Can a parallel usefully be drawn, then, between
- the approach represented by the Pali Suttas and early Pali/Sanskrit abhidhamma/abhidharma works in which numbered lists are prevalent; e.g. thirty-seven things on the side of awakening (Pali: sattatiṁsā bodhipakkhiyadhammā); four ways of attending to mindfulness (Pali: cattāro satipaṭṭhānā), etc. etc.; and
- the approach represented by a Chinese Zen text like Keitoku-dento-roku, which contains the koan stories of interchanges between Chinese Zen masters whose tone is freer and more philosophical?
Perhaps we can understand in this light my teacher's observation, in his introduction to Shobogenzo chap. 73, that it was very rare for Buddhist monks in Japan to discuss, as Dogen discussed in that chapter, teachings like the 37 things which -- among so-called Mahāyāna Buddhists -- tended to be disdained as teachings of the small vehicle.
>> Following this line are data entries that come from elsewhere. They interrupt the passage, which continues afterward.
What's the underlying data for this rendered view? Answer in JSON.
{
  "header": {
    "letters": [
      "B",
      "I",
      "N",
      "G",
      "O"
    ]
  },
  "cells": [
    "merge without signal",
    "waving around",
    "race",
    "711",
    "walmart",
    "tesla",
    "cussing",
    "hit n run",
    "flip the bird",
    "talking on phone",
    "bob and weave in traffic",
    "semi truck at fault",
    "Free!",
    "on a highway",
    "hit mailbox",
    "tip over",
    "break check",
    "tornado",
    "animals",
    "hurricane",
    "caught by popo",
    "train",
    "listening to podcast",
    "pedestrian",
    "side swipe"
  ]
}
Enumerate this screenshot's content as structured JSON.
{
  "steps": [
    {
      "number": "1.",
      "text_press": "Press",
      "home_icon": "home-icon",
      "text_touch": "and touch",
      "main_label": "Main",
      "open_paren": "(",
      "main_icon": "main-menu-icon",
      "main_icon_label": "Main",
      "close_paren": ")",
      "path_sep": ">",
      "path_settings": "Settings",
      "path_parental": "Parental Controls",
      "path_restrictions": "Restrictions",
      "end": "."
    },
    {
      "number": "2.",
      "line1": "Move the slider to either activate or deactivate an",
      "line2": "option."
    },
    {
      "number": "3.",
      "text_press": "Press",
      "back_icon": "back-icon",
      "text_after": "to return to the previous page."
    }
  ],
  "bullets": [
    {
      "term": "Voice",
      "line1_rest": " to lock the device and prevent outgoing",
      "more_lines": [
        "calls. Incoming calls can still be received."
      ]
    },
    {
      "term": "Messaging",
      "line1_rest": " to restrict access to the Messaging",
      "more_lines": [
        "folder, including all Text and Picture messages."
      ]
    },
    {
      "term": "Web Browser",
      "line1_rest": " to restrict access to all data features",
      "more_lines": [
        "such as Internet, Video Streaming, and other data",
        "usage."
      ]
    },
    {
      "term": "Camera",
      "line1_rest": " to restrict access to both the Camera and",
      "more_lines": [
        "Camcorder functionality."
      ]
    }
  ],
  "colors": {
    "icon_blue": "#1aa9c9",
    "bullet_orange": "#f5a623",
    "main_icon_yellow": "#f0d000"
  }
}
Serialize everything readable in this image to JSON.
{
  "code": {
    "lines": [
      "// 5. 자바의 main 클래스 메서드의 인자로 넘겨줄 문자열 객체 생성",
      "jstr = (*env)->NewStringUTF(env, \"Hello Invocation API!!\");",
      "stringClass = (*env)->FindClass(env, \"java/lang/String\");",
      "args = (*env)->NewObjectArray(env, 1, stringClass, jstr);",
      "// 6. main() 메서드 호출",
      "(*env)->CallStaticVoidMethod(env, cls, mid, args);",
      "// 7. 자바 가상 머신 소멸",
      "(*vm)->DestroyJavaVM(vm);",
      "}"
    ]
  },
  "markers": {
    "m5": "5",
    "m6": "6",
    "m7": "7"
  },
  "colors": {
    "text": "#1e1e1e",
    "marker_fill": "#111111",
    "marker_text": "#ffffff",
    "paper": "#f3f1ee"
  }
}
And again in this light, we can appreciate that, though he preceded by two generations Nāgārjuna's famous elucidation of the philosophy of the middle way, Aśvaghoṣa himself stood very sure-footedly in that tradition of the middle, seeing both sides.
arāḍaḥ (nom. sg. m.): Arāḍa
yathā-śāstram: ind. according to precept or rule , according to the codes of law
n. an order , command , precept , rule ; teaching , instruction , direction , advice , good counsel ; any instrument of teaching , any manual or compendium of rules , any bock or treatise
vispaṣṭārtham (acc. sg. n.): mfn. having a very clear or obvious sense
vispaṣṭa: mfn. ( √ spaś ; cf. viṣpáś) very clear or apparent , manifest , evident, plain , intelligible
samāsataḥ: ind. in a summary manner , succinctly , concisely
tam (acc. sg. m.): that
anyena (inst. sg. m.): another
kalpena (inst. sg.): m. a sacred precept , law , rule , ordinance (= vidhi , nyāya) , manner of acting , proceeding , practice (esp. that prescribed by the vedas); m. a rule to be observed before any other rule , first duty; etena kalpena , in this way
dharmam (acc. sg.): m. dharma
asmai (dat. sg. m.): to him
vyabhāṣata = 3rd pers. sg. imperfect vi- √ bhāṣ: to speak variously , speak against , abuse , revile MBh. ; (in gram.) to admit an alternative , be optional